# Material for the task:

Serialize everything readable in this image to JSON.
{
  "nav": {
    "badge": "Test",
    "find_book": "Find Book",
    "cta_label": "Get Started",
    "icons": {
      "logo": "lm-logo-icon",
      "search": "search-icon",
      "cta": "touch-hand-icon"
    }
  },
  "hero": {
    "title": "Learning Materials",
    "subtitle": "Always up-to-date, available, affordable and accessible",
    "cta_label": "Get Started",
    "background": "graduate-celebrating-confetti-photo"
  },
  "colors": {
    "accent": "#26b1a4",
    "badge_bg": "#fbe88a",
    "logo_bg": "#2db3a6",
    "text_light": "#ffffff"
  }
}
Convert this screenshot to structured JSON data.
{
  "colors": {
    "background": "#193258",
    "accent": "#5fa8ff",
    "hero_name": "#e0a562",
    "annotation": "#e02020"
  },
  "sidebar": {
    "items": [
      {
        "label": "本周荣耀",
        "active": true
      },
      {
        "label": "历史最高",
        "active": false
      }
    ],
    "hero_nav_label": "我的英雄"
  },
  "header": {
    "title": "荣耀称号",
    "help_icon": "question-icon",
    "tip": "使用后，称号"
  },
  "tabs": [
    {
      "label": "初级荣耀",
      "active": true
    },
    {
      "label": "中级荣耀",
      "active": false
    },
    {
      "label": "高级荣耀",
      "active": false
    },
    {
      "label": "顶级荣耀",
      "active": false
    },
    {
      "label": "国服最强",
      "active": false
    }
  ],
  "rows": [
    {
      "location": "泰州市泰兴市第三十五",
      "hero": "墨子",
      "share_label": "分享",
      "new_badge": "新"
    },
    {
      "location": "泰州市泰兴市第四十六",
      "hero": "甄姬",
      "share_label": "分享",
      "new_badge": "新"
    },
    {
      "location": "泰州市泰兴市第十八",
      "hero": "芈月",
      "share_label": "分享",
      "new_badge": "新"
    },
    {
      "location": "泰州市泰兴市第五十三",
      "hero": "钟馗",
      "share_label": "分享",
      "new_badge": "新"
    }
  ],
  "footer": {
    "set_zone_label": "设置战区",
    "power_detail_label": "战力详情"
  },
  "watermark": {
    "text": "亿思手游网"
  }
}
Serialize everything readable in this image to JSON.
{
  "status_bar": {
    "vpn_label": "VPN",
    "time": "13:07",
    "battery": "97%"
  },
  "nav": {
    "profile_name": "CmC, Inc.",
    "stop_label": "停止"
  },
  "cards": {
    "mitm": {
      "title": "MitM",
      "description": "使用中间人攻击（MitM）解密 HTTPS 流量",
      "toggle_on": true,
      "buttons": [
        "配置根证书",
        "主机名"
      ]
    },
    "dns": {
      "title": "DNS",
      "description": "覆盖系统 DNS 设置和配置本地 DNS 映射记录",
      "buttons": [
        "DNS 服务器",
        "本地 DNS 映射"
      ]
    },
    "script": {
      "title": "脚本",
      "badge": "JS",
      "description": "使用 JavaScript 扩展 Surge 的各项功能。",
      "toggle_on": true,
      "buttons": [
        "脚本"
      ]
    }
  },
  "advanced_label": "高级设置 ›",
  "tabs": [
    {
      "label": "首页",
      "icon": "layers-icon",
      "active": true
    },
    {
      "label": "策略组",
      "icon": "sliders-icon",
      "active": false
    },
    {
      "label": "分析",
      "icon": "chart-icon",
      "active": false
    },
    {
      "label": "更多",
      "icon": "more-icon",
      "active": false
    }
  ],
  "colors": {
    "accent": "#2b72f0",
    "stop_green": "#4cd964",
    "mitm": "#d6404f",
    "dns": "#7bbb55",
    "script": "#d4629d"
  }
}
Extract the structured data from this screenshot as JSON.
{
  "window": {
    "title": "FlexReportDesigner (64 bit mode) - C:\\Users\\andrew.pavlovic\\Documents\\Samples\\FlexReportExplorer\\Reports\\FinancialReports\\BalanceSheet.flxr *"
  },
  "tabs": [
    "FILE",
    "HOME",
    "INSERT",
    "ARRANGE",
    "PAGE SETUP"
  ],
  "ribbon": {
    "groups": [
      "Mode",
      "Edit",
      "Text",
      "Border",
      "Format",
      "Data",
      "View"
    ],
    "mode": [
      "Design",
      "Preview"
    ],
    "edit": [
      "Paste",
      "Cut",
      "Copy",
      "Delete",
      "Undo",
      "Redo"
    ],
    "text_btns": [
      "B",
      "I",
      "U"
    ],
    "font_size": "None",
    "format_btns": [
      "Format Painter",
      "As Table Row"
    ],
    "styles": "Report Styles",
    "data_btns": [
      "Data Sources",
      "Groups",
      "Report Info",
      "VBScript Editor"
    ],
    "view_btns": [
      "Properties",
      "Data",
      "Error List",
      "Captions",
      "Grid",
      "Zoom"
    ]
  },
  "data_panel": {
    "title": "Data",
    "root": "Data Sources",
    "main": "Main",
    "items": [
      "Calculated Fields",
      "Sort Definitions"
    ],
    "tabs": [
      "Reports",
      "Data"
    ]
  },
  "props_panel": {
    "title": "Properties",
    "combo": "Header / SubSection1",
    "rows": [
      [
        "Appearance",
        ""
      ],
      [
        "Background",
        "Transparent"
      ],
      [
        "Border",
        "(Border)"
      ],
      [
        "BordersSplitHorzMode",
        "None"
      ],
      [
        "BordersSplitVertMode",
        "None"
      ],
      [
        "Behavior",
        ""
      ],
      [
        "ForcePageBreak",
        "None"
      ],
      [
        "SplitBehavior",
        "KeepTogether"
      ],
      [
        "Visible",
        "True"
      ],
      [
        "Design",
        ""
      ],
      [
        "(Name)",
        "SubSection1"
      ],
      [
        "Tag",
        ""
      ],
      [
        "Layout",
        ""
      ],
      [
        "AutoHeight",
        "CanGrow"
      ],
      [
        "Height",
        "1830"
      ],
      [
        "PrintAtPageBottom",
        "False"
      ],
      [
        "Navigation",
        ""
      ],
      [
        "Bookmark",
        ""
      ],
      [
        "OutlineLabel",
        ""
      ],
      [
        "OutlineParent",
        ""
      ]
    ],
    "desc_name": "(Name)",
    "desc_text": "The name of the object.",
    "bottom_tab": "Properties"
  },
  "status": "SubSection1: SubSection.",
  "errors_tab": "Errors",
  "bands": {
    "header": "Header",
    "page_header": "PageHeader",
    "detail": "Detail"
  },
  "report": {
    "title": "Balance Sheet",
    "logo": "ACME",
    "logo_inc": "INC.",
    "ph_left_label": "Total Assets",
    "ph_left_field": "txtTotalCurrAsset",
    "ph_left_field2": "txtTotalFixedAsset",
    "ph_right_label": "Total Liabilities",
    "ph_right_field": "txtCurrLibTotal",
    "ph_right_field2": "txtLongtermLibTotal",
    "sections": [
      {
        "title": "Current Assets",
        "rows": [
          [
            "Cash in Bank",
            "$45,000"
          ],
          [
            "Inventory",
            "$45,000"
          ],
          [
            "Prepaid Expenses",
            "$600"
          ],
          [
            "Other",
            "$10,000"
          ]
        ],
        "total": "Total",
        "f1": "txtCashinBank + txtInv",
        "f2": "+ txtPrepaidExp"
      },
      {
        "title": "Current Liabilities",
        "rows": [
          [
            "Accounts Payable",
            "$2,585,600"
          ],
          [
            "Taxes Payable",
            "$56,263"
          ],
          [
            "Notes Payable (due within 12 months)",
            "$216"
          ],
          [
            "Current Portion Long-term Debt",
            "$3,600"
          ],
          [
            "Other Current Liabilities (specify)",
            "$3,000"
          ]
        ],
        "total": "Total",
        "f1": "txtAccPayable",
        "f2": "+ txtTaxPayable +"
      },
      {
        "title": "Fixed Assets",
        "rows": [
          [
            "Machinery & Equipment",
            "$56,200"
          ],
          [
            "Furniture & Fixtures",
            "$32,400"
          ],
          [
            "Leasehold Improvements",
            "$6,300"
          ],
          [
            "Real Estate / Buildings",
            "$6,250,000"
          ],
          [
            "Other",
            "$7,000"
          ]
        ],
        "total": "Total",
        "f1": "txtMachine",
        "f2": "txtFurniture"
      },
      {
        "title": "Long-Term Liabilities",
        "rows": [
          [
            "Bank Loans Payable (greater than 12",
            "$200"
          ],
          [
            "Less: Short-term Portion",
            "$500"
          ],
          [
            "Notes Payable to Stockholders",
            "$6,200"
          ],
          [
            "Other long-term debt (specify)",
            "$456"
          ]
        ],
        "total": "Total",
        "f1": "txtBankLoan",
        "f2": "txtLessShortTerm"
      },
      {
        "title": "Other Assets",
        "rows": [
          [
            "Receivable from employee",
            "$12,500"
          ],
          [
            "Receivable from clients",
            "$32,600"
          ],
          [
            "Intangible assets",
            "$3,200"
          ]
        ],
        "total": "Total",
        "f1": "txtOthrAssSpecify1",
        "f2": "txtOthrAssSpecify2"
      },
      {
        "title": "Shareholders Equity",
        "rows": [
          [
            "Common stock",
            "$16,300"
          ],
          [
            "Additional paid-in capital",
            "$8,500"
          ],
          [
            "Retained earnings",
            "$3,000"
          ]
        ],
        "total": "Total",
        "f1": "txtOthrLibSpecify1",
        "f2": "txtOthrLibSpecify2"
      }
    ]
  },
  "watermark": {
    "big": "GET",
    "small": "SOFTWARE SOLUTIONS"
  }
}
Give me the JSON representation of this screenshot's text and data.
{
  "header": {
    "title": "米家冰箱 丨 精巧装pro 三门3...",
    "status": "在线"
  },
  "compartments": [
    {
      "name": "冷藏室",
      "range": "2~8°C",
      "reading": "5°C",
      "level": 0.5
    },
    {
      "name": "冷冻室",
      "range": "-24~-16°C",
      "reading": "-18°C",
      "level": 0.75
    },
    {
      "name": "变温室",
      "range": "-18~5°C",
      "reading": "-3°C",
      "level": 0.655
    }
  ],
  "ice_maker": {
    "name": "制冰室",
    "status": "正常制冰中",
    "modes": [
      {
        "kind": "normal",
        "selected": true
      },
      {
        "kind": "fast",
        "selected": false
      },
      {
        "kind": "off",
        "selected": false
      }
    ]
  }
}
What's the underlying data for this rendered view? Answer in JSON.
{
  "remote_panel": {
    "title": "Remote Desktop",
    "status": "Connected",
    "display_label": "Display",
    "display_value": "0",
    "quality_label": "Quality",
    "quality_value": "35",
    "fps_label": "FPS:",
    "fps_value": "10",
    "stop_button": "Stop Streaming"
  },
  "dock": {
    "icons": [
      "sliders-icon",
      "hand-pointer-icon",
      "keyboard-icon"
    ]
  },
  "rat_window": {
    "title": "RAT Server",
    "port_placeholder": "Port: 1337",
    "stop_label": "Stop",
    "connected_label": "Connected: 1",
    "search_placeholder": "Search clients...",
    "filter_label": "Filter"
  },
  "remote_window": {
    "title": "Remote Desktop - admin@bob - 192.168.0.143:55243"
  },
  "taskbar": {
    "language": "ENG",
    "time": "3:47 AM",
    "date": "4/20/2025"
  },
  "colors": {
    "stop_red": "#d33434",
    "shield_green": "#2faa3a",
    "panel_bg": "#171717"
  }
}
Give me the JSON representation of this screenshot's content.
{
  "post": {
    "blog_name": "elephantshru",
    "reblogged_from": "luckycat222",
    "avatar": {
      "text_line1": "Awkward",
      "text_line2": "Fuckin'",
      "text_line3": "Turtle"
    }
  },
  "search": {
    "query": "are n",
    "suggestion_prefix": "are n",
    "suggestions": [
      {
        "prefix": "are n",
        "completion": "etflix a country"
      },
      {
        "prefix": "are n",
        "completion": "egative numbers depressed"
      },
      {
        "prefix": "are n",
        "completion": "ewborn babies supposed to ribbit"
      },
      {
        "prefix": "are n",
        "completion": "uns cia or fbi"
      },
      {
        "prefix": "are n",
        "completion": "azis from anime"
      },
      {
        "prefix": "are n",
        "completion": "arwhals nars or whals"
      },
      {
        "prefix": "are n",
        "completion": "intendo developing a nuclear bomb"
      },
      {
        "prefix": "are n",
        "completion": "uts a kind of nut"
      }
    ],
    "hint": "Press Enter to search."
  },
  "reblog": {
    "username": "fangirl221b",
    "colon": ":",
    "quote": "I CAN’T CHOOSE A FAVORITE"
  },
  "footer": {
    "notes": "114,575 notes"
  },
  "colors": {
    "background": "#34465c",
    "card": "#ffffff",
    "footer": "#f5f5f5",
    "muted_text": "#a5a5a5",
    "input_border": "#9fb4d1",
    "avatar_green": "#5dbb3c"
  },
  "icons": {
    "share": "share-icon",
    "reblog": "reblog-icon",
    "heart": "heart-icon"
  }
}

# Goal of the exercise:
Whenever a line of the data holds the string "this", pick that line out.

# Reply to the exercise:
Serialize everything readable in this image to JSON.
Convert this screenshot to structured JSON data.
Serialize everything readable in this image to JSON.
Extract the structured data from this screenshot as JSON.
Give me the JSON representation of this screenshot's text and data.
What's the underlying data for this rendered view? Answer in JSON.
Give me the JSON representation of this screenshot's content.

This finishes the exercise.